Hazleton, Pennsylvania is one town that tried to deal with the effects of this immigration. The town passed an ordinance making it illegal to rent property to those who are illegally in this country. This is NOT regulating immigration. This is regulating to whom you can rent property. There is a huge difference. The federal government has claimed that the states and local governments have no business regulating such activities and claim that it is their jurisdiction sola and therefore must nullify any local laws.
If this was the case, then why the double standard? Why is it that the feds can say that they have exclusive constitutional authority on regulating immigration yet at the same time do not take the position that states and local governments likewise can not regulate gun sales, possession, trade, transportation, and ownership? Control.
The way I see it, and I am sure that there are those with greater legal minds than mine, since I am not a lawyer (but do tend to practice a degree of common sense, unlike this judge), I am sure that the jurisdiction of the court may be challenged, as well as the jurisdiction of a municipality to regulate how people handle real estate transactions as well as labor.
Here is a link to the entire article.

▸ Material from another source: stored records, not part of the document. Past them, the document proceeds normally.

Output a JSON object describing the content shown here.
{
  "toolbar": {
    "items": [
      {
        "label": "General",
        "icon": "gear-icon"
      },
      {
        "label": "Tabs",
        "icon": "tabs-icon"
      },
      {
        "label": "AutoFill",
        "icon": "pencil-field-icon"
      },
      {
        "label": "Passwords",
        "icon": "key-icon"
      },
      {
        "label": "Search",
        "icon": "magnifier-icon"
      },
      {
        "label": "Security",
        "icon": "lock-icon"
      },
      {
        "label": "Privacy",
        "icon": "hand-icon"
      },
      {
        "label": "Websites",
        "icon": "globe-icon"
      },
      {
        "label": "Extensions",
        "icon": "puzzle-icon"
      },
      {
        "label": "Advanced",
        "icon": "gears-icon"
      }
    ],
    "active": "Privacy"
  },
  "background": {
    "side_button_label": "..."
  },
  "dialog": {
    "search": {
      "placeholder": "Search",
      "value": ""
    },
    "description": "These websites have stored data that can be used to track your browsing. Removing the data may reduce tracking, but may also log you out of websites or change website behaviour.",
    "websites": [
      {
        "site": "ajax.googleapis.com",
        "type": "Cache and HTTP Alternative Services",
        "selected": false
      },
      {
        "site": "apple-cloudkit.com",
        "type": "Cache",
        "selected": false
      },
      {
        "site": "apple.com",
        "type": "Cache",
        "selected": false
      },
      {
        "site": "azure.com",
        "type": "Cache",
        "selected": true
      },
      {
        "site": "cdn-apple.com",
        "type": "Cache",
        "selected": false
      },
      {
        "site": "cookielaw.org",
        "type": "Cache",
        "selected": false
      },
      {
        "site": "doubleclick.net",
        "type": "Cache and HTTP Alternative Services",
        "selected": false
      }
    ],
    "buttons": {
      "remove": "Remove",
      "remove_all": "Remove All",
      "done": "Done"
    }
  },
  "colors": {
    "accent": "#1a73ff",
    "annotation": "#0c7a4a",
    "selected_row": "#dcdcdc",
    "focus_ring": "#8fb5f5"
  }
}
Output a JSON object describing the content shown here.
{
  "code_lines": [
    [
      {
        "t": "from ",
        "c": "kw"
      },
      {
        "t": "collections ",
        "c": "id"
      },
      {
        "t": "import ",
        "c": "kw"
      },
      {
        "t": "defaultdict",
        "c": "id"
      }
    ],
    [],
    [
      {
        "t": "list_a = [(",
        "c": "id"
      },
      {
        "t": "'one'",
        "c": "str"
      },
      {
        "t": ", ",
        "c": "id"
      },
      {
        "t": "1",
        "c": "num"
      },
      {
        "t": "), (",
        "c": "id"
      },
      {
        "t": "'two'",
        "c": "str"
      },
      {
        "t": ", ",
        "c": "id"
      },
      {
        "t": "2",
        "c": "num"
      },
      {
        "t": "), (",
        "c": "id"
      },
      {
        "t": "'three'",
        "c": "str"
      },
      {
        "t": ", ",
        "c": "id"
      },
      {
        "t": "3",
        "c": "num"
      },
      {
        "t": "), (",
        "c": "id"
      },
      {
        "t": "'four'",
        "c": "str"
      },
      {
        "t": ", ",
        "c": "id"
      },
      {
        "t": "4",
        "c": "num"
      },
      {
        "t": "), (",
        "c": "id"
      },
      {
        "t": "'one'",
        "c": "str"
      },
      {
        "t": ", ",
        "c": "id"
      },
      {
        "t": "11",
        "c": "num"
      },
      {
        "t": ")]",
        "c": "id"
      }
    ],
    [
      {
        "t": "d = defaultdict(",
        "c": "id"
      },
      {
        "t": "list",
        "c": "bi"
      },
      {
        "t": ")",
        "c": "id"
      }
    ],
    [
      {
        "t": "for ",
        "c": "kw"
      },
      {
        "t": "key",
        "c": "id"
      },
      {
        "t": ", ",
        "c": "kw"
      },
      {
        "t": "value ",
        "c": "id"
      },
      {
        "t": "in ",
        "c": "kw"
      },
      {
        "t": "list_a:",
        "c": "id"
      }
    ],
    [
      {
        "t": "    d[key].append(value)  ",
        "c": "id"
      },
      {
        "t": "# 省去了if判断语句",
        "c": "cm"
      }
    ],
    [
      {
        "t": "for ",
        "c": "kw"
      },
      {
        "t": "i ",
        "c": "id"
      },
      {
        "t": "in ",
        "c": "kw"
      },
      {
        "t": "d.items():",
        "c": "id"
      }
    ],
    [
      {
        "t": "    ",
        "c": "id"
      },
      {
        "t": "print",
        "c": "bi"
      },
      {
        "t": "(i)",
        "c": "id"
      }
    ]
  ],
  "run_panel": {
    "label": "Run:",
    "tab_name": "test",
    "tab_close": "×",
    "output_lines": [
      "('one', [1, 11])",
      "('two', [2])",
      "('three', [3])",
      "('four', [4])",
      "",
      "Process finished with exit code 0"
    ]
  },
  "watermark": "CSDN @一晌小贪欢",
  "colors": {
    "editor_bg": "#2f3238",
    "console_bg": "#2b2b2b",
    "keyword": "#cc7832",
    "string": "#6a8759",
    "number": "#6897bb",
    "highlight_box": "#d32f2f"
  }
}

Here is an excerpt:
A U.S. judge on Thursday struck down as unconstitutional a local law designed to crack down on illegal immigration, dealing a blow to similar laws passed by dozens of towns and cities across the country.
U.S. District Judge James Munley said the city of Hazleton, 100 miles north of Philadelphia, was not allowed to implement a law that would fine businesses that hire illegal immigrants and penalize landlords who rent rooms to them.
"Federal law prohibits Hazleton from enforcing any of the provisions of its ordinances," Munley wrote in a 206-page opinion following a federal trial in which Hazleton's law was challenged by civil rights groups.
As it turns out, the judge is a liberal Clinton appointee. That speaks volumes. Here are other links with the news story.